▸ Source material:
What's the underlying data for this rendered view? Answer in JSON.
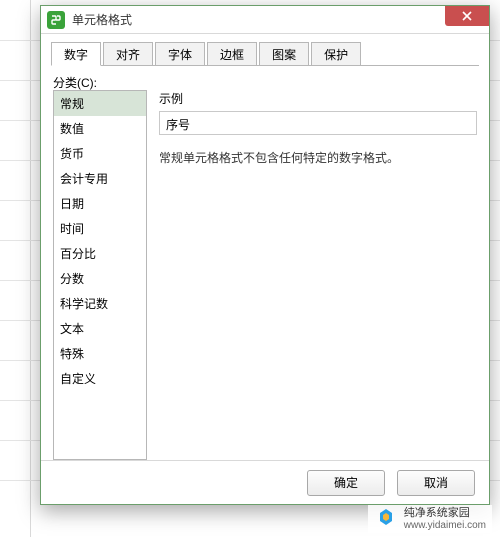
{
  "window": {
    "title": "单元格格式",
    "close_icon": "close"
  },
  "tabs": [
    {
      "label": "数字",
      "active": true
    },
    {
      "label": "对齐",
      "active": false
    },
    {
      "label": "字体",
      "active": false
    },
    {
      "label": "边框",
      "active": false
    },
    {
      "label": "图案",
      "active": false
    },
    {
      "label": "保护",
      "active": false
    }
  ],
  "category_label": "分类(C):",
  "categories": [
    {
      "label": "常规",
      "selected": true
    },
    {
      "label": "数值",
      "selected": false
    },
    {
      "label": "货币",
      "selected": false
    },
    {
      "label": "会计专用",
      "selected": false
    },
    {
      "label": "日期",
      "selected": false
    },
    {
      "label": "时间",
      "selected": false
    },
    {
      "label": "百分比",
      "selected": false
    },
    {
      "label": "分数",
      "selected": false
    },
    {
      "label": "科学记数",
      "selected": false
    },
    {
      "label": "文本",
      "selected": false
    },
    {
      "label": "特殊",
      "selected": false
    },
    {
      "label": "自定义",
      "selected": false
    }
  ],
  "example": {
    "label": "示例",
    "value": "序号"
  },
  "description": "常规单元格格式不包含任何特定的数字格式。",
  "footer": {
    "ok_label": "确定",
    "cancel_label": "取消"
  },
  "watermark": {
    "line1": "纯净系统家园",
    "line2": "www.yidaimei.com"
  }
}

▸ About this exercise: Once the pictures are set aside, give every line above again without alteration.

▸ Answer to this problem:
What's the underlying data for this rendered view? Answer in JSON.
{
  "window": {
    "title": "单元格格式",
    "close_icon": "close"
  },
  "tabs": [
    {
      "label": "数字",
      "active": true
    },
    {
      "label": "对齐",
      "active": false
    },
    {
      "label": "字体",
      "active": false
    },
    {
      "label": "边框",
      "active": false
    },
    {
      "label": "图案",
      "active": false
    },
    {
      "label": "保护",
      "active": false
    }
  ],
  "category_label": "分类(C):",
  "categories": [
    {
      "label": "常规",
      "selected": true
    },
    {
      "label": "数值",
      "selected": false
    },
    {
      "label": "货币",
      "selected": false
    },
    {
      "label": "会计专用",
      "selected": false
    },
    {
      "label": "日期",
      "selected": false
    },
    {
      "label": "时间",
      "selected": false
    },
    {
      "label": "百分比",
      "selected": false
    },
    {
      "label": "分数",
      "selected": false
    },
    {
      "label": "科学记数",
      "selected": false
    },
    {
      "label": "文本",
      "selected": false
    },
    {
      "label": "特殊",
      "selected": false
    },
    {
      "label": "自定义",
      "selected": false
    }
  ],
  "example": {
    "label": "示例",
    "value": "序号"
  },
  "description": "常规单元格格式不包含任何特定的数字格式。",
  "footer": {
    "ok_label": "确定",
    "cancel_label": "取消"
  },
  "watermark": {
    "line1": "纯净系统家园",
    "line2": "www.yidaimei.com"
  }
}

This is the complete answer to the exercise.